We also drew up wish lists for ourselves and talked about what would be required in order to achieve them. By way of an example, Petra shows us the wish list that she had drawn up after acquiring 2Moons. Within 10 years she has achieved everything mentioned in it.

Day 7 brings this part of my 2Moons story full circle. It is Friday evening and Vicki’s twin sister, Agathe, has joined us for excursions into the Dordogne to the north during the weekend. The three of us I are seated in our bungalow viewing my disastrous interaction with 2Moons on a painfully large television screen, which crisply displays that doleful encounter in all its sorry detail. I cringe. That poor horse. What on earth had I been thinking? Therein lies the germ of the problem but I am too brow-beaten to take note at the time. My keenest instinct is to give up, to walk away, to sink into the ground somewhere and return to a pedestrian life. If we learn from horses, then surely this must be the most brutally obvious lesson that 2Moons has taught me?

Petra, 2Moons and her dog, Summer, during the course

Petra, 2Moons and her dog, Summer, during the course

5 Responses to “2Moons: Part 1”

  1. Dearest Andrew, What a marvellous 7 days you & Vicky must have had at Petra’s place! Wonderfully intriguing I guess?!
    I have read your blog twice, Andrew. I thought I must have missed something but after reading it the second time I was sure it just wasn’t there. I miss the word RESPECT. Although respect doesn’t always go with trust, trust in my view always goes with respect. A true leader is a leader that can be trusted and will be respected by the horse.
    And perhaps I did indeed miss something somewhere somehow in your story. I would love to hear your thoughts on this.

    You talk about 2Moons as ‘That poor horse’. Have you written that with a serious mind or is it ‘talking Russian’. Saying one thing and meaning the other :-)) And perhaps you meaning to say that you do/did not consider yourself worthwhile interacting with 2Moons. As if wasting the horse’s time? Could it not be so that 2Moons can look after himself very well and that feelings of deepfelt/profound thanks have been felt by you at some point?

    Well, lots to think & talk about the coming months I guess?!
    And Vicky, how about you? I would love to hear or read your story!!

    • Andrew says:

      Dear Geerteke

      It is really great to hear from you again.

      The issue of respect which you raise is an interesting one, not only because it is an essential component of any relationship involving leadership and trust but also because it begs the question of what types of behaviour we humans can legitimately attribute to horses.

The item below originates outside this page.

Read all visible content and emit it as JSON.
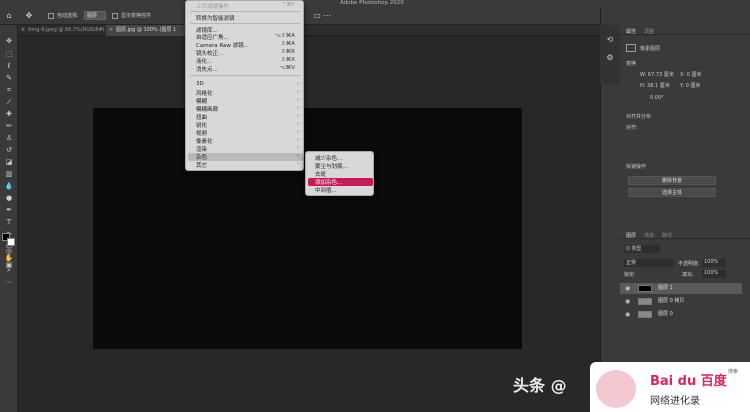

      Put another way, is a horse really capable of showing respect? In the sense that it automatically acts in deference to its leader, it could be argued that it is. When interpreted as a feeling, however, I do not think that respect is something that a horse is capable of in the same way as a human is. On the other hand, is my firm belief that a human cannot serve as a true leader to a horse, unless he is absolutely committed to the health and wellbeing of that creature. Respect for the horse is an essential aspect of this commitment. A human should not be surprised if his leadership is not acknowledged in the absence of such respect.

      My reference to ‘that poor horse’ was designed to reflect the regret I felt at inflicting my inadequacy on him. I have absolutely no doubt that 2Moons does not need me personally to feel complete. Yes, at some point I come to feel ‘deepfelt/profound thanks’ but that occurs in Part 2, which is still to be posted.

      Oh yes, there should indeed be lots to think and talk about in the coming months. Or not. Either way is fine.

      Be well, very well!

  2. Heather Binns says:

    So nice to read this while I am having my breakfast! I look forward to hearing more! It sounds like you have found the direction you were searching for!

    • Andrew says:

      Dear Heather

      Glad I could make a worthy contribution to your breakfast.

      Yes, it does sound as though I have found the direction that I was looking for. It is not perfect but neither was the last one. Thankfully so, as life could turn out to be terribly boring in the constant presence of perfection.

      Take care!